• [Task to carry out]: Retype the entries. Match them exactly.
= = = = = = =
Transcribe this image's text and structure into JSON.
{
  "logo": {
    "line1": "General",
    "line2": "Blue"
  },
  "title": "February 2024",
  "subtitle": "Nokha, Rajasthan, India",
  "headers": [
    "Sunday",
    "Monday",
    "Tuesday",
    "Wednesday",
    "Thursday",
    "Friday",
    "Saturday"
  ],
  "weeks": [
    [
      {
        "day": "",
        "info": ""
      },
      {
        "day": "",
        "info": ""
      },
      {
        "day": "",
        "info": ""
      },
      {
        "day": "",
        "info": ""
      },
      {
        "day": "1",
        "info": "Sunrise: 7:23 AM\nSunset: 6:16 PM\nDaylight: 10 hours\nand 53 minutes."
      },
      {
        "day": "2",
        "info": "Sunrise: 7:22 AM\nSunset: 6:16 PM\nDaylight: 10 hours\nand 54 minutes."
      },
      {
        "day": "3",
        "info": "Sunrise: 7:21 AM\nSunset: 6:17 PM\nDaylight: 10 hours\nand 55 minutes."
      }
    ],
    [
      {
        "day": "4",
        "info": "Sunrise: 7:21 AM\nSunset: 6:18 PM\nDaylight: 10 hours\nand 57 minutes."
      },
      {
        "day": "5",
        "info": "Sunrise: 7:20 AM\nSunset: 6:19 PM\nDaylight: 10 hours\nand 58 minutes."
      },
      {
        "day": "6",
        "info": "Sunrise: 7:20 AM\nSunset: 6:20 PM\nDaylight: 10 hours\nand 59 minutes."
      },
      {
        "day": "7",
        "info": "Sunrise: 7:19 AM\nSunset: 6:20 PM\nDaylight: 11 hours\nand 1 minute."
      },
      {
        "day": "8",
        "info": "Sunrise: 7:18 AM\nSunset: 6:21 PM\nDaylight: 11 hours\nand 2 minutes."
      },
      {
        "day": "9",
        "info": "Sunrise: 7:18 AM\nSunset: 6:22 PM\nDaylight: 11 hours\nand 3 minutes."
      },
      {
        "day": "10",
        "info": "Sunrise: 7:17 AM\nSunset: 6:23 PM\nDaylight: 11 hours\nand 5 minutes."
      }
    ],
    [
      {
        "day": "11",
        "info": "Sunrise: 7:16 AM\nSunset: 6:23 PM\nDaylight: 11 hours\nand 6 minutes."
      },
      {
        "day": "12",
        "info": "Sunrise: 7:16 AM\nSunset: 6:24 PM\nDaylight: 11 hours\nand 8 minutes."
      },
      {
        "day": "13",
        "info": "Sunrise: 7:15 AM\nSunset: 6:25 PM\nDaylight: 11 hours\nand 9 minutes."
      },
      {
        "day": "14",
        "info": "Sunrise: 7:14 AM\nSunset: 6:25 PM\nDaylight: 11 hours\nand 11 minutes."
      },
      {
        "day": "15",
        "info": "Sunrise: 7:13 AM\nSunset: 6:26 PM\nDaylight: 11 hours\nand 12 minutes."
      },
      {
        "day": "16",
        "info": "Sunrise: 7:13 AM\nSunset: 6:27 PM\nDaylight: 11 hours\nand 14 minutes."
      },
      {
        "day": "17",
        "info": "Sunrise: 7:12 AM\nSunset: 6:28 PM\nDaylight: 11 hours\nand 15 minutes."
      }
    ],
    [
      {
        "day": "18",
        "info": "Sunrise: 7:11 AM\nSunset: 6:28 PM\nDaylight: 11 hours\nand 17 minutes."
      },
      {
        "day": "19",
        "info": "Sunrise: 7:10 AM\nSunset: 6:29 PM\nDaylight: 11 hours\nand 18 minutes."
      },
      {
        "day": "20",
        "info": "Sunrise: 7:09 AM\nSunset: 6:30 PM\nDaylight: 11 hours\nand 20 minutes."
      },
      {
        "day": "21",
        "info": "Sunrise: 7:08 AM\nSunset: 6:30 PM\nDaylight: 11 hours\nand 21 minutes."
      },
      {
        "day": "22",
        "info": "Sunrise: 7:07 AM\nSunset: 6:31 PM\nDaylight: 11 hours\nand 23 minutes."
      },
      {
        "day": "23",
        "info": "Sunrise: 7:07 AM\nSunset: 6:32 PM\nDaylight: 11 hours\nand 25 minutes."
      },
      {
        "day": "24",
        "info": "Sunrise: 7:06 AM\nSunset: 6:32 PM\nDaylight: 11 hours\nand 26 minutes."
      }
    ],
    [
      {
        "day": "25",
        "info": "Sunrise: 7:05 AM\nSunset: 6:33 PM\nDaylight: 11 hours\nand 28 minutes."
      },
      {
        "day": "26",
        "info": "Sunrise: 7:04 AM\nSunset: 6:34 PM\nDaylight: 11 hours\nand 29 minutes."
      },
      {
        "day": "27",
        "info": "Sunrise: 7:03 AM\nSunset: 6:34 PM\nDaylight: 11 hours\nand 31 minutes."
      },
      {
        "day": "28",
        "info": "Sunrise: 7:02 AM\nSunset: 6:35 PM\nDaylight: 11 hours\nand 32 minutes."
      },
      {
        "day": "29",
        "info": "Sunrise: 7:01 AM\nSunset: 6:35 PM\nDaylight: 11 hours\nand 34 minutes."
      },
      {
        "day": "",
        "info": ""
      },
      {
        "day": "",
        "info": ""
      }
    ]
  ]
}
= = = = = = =
• [Written answer]:
Transcribe this image's text and structure into JSON.
{
  "logo": {
    "line1": "General",
    "line2": "Blue"
  },
  "title": "February 2024",
  "subtitle": "Nokha, Rajasthan, India",
  "headers": [
    "Sunday",
    "Monday",
    "Tuesday",
    "Wednesday",
    "Thursday",
    "Friday",
    "Saturday"
  ],
  "weeks": [
    [
      {
        "day": "",
        "info": ""
      },
      {
        "day": "",
        "info": ""
      },
      {
        "day": "",
        "info": ""
      },
      {
        "day": "",
        "info": ""
      },
      {
        "day": "1",
        "info": "Sunrise: 7:23 AM\nSunset: 6:16 PM\nDaylight: 10 hours\nand 53 minutes."
      },
      {
        "day": "2",
        "info": "Sunrise: 7:22 AM\nSunset: 6:16 PM\nDaylight: 10 hours\nand 54 minutes."
      },
      {
        "day": "3",
        "info": "Sunrise: 7:21 AM\nSunset: 6:17 PM\nDaylight: 10 hours\nand 55 minutes."
      }
    ],
    [
      {
        "day": "4",
        "info": "Sunrise: 7:21 AM\nSunset: 6:18 PM\nDaylight: 10 hours\nand 57 minutes."
      },
      {
        "day": "5",
        "info": "Sunrise: 7:20 AM\nSunset: 6:19 PM\nDaylight: 10 hours\nand 58 minutes."
      },
      {
        "day": "6",
        "info": "Sunrise: 7:20 AM\nSunset: 6:20 PM\nDaylight: 10 hours\nand 59 minutes."
      },
      {
        "day": "7",
        "info": "Sunrise: 7:19 AM\nSunset: 6:20 PM\nDaylight: 11 hours\nand 1 minute."
      },
      {
        "day": "8",
        "info": "Sunrise: 7:18 AM\nSunset: 6:21 PM\nDaylight: 11 hours\nand 2 minutes."
      },
      {
        "day": "9",
        "info": "Sunrise: 7:18 AM\nSunset: 6:22 PM\nDaylight: 11 hours\nand 3 minutes."
      },
      {
        "day": "10",
        "info": "Sunrise: 7:17 AM\nSunset: 6:23 PM\nDaylight: 11 hours\nand 5 minutes."
      }
    ],
    [
      {
        "day": "11",
        "info": "Sunrise: 7:16 AM\nSunset: 6:23 PM\nDaylight: 11 hours\nand 6 minutes."
      },
      {
        "day": "12",
        "info": "Sunrise: 7:16 AM\nSunset: 6:24 PM\nDaylight: 11 hours\nand 8 minutes."
      },
      {
        "day": "13",
        "info": "Sunrise: 7:15 AM\nSunset: 6:25 PM\nDaylight: 11 hours\nand 9 minutes."
      },
      {
        "day": "14",
        "info": "Sunrise: 7:14 AM\nSunset: 6:25 PM\nDaylight: 11 hours\nand 11 minutes."
      },
      {
        "day": "15",
        "info": "Sunrise: 7:13 AM\nSunset: 6:26 PM\nDaylight: 11 hours\nand 12 minutes."
      },
      {
        "day": "16",
        "info": "Sunrise: 7:13 AM\nSunset: 6:27 PM\nDaylight: 11 hours\nand 14 minutes."
      },
      {
        "day": "17",
        "info": "Sunrise: 7:12 AM\nSunset: 6:28 PM\nDaylight: 11 hours\nand 15 minutes."
      }
    ],
    [
      {
        "day": "18",
        "info": "Sunrise: 7:11 AM\nSunset: 6:28 PM\nDaylight: 11 hours\nand 17 minutes."
      },
      {
        "day": "19",
        "info": "Sunrise: 7:10 AM\nSunset: 6:29 PM\nDaylight: 11 hours\nand 18 minutes."
      },
      {
        "day": "20",
        "info": "Sunrise: 7:09 AM\nSunset: 6:30 PM\nDaylight: 11 hours\nand 20 minutes."
      },
      {
        "day": "21",
        "info": "Sunrise: 7:08 AM\nSunset: 6:30 PM\nDaylight: 11 hours\nand 21 minutes."
      },
      {
        "day": "22",
        "info": "Sunrise: 7:07 AM\nSunset: 6:31 PM\nDaylight: 11 hours\nand 23 minutes."
      },
      {
        "day": "23",
        "info": "Sunrise: 7:07 AM\nSunset: 6:32 PM\nDaylight: 11 hours\nand 25 minutes."
      },
      {
        "day": "24",
        "info": "Sunrise: 7:06 AM\nSunset: 6:32 PM\nDaylight: 11 hours\nand 26 minutes."
      }
    ],
    [
      {
        "day": "25",
        "info": "Sunrise: 7:05 AM\nSunset: 6:33 PM\nDaylight: 11 hours\nand 28 minutes."
      },
      {
        "day": "26",
        "info": "Sunrise: 7:04 AM\nSunset: 6:34 PM\nDaylight: 11 hours\nand 29 minutes."
      },
      {
        "day": "27",
        "info": "Sunrise: 7:03 AM\nSunset: 6:34 PM\nDaylight: 11 hours\nand 31 minutes."
      },
      {
        "day": "28",
        "info": "Sunrise: 7:02 AM\nSunset: 6:35 PM\nDaylight: 11 hours\nand 32 minutes."
      },
      {
        "day": "29",
        "info": "Sunrise: 7:01 AM\nSunset: 6:35 PM\nDaylight: 11 hours\nand 34 minutes."
      },
      {
        "day": "",
        "info": ""
      },
      {
        "day": "",
        "info": ""
      }
    ]
  ]
}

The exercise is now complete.